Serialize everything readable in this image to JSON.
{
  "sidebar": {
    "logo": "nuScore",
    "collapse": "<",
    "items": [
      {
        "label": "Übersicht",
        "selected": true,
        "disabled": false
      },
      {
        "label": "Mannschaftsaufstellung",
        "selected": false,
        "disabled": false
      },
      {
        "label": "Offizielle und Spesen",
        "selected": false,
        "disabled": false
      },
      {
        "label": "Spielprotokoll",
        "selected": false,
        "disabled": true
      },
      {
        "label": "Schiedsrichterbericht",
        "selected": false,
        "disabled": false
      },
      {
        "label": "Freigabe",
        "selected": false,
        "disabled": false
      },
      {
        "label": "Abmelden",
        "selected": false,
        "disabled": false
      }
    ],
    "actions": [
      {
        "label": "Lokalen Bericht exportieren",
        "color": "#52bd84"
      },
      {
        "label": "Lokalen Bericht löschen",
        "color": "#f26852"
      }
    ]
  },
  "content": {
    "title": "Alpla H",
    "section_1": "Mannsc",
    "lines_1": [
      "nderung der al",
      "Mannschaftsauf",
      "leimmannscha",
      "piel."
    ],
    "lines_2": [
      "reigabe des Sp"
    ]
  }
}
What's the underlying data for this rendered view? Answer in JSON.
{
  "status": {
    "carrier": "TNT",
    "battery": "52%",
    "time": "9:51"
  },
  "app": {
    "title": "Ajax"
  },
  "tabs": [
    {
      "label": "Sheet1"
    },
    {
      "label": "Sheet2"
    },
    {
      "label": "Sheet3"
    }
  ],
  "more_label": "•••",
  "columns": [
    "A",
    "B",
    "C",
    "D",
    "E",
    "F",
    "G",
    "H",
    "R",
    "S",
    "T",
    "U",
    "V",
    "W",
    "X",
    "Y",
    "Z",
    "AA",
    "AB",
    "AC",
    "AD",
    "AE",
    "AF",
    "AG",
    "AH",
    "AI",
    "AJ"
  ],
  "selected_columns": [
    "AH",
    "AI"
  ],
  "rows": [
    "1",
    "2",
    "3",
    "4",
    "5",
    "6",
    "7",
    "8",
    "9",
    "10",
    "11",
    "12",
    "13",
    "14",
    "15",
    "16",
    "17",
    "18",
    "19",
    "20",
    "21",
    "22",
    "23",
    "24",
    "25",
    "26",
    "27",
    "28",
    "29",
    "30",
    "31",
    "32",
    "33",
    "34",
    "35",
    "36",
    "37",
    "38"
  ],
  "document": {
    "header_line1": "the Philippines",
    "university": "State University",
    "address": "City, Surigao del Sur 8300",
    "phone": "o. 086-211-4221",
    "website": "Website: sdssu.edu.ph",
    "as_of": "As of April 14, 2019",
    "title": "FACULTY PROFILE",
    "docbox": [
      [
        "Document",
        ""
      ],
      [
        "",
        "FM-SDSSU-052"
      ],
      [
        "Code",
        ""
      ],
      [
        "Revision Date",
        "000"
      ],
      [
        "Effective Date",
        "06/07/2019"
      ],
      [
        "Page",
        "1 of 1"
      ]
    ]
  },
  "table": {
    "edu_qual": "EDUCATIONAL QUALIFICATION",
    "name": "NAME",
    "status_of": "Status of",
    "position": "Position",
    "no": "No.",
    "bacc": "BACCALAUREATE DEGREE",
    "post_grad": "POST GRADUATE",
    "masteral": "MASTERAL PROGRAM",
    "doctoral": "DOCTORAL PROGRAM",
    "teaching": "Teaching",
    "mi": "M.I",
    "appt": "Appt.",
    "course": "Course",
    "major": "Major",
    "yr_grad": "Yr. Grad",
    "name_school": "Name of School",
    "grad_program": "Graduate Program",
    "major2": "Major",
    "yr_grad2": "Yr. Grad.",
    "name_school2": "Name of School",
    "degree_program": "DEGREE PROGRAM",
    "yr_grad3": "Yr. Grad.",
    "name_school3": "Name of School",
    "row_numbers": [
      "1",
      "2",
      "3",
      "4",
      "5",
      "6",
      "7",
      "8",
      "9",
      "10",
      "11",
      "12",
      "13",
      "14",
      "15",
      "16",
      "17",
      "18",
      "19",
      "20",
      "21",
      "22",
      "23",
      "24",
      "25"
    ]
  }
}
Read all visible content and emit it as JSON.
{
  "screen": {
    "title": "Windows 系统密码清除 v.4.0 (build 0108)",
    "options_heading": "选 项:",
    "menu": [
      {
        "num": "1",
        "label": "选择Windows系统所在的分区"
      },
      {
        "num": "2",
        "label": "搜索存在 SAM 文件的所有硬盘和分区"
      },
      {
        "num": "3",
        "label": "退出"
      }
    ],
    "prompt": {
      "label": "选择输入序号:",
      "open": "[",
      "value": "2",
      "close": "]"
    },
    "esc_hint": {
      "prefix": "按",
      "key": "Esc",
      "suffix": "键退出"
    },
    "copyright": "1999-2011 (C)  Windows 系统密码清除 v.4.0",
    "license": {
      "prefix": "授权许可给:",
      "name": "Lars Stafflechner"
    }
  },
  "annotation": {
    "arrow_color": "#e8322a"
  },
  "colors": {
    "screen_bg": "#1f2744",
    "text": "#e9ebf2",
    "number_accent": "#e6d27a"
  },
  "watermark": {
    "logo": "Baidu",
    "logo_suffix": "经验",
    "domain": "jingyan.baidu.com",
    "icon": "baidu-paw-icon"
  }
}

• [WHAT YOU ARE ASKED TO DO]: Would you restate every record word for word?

• [TASK RESPONSE]:
Serialize everything readable in this image to JSON.
{
  "sidebar": {
    "logo": "nuScore",
    "collapse": "<",
    "items": [
      {
        "label": "Übersicht",
        "selected": true,
        "disabled": false
      },
      {
        "label": "Mannschaftsaufstellung",
        "selected": false,
        "disabled": false
      },
      {
        "label": "Offizielle und Spesen",
        "selected": false,
        "disabled": false
      },
      {
        "label": "Spielprotokoll",
        "selected": false,
        "disabled": true
      },
      {
        "label": "Schiedsrichterbericht",
        "selected": false,
        "disabled": false
      },
      {
        "label": "Freigabe",
        "selected": false,
        "disabled": false
      },
      {
        "label": "Abmelden",
        "selected": false,
        "disabled": false
      }
    ],
    "actions": [
      {
        "label": "Lokalen Bericht exportieren",
        "color": "#52bd84"
      },
      {
        "label": "Lokalen Bericht löschen",
        "color": "#f26852"
      }
    ]
  },
  "content": {
    "title": "Alpla H",
    "section_1": "Mannsc",
    "lines_1": [
      "nderung der al",
      "Mannschaftsauf",
      "leimmannscha",
      "piel."
    ],
    "lines_2": [
      "reigabe des Sp"
    ]
  }
}
What's the underlying data for this rendered view? Answer in JSON.
{
  "status": {
    "carrier": "TNT",
    "battery": "52%",
    "time": "9:51"
  },
  "app": {
    "title": "Ajax"
  },
  "tabs": [
    {
      "label": "Sheet1"
    },
    {
      "label": "Sheet2"
    },
    {
      "label": "Sheet3"
    }
  ],
  "more_label": "•••",
  "columns": [
    "A",
    "B",
    "C",
    "D",
    "E",
    "F",
    "G",
    "H",
    "R",
    "S",
    "T",
    "U",
    "V",
    "W",
    "X",
    "Y",
    "Z",
    "AA",
    "AB",
    "AC",
    "AD",
    "AE",
    "AF",
    "AG",
    "AH",
    "AI",
    "AJ"
  ],
  "selected_columns": [
    "AH",
    "AI"
  ],
  "rows": [
    "1",
    "2",
    "3",
    "4",
    "5",
    "6",
    "7",
    "8",
    "9",
    "10",
    "11",
    "12",
    "13",
    "14",
    "15",
    "16",
    "17",
    "18",
    "19",
    "20",
    "21",
    "22",
    "23",
    "24",
    "25",
    "26",
    "27",
    "28",
    "29",
    "30",
    "31",
    "32",
    "33",
    "34",
    "35",
    "36",
    "37",
    "38"
  ],
  "document": {
    "header_line1": "the Philippines",
    "university": "State University",
    "address": "City, Surigao del Sur 8300",
    "phone": "o. 086-211-4221",
    "website": "Website: sdssu.edu.ph",
    "as_of": "As of April 14, 2019",
    "title": "FACULTY PROFILE",
    "docbox": [
      [
        "Document",
        ""
      ],
      [
        "",
        "FM-SDSSU-052"
      ],
      [
        "Code",
        ""
      ],
      [
        "Revision Date",
        "000"
      ],
      [
        "Effective Date",
        "06/07/2019"
      ],
      [
        "Page",
        "1 of 1"
      ]
    ]
  },
  "table": {
    "edu_qual": "EDUCATIONAL QUALIFICATION",
    "name": "NAME",
    "status_of": "Status of",
    "position": "Position",
    "no": "No.",
    "bacc": "BACCALAUREATE DEGREE",
    "post_grad": "POST GRADUATE",
    "masteral": "MASTERAL PROGRAM",
    "doctoral": "DOCTORAL PROGRAM",
    "teaching": "Teaching",
    "mi": "M.I",
    "appt": "Appt.",
    "course": "Course",
    "major": "Major",
    "yr_grad": "Yr. Grad",
    "name_school": "Name of School",
    "grad_program": "Graduate Program",
    "major2": "Major",
    "yr_grad2": "Yr. Grad.",
    "name_school2": "Name of School",
    "degree_program": "DEGREE PROGRAM",
    "yr_grad3": "Yr. Grad.",
    "name_school3": "Name of School",
    "row_numbers": [
      "1",
      "2",
      "3",
      "4",
      "5",
      "6",
      "7",
      "8",
      "9",
      "10",
      "11",
      "12",
      "13",
      "14",
      "15",
      "16",
      "17",
      "18",
      "19",
      "20",
      "21",
      "22",
      "23",
      "24",
      "25"
    ]
  }
}
Read all visible content and emit it as JSON.
{
  "screen": {
    "title": "Windows 系统密码清除 v.4.0 (build 0108)",
    "options_heading": "选 项:",
    "menu": [
      {
        "num": "1",
        "label": "选择Windows系统所在的分区"
      },
      {
        "num": "2",
        "label": "搜索存在 SAM 文件的所有硬盘和分区"
      },
      {
        "num": "3",
        "label": "退出"
      }
    ],
    "prompt": {
      "label": "选择输入序号:",
      "open": "[",
      "value": "2",
      "close": "]"
    },
    "esc_hint": {
      "prefix": "按",
      "key": "Esc",
      "suffix": "键退出"
    },
    "copyright": "1999-2011 (C)  Windows 系统密码清除 v.4.0",
    "license": {
      "prefix": "授权许可给:",
      "name": "Lars Stafflechner"
    }
  },
  "annotation": {
    "arrow_color": "#e8322a"
  },
  "colors": {
    "screen_bg": "#1f2744",
    "text": "#e9ebf2",
    "number_accent": "#e6d27a"
  },
  "watermark": {
    "logo": "Baidu",
    "logo_suffix": "经验",
    "domain": "jingyan.baidu.com",
    "icon": "baidu-paw-icon"
  }
}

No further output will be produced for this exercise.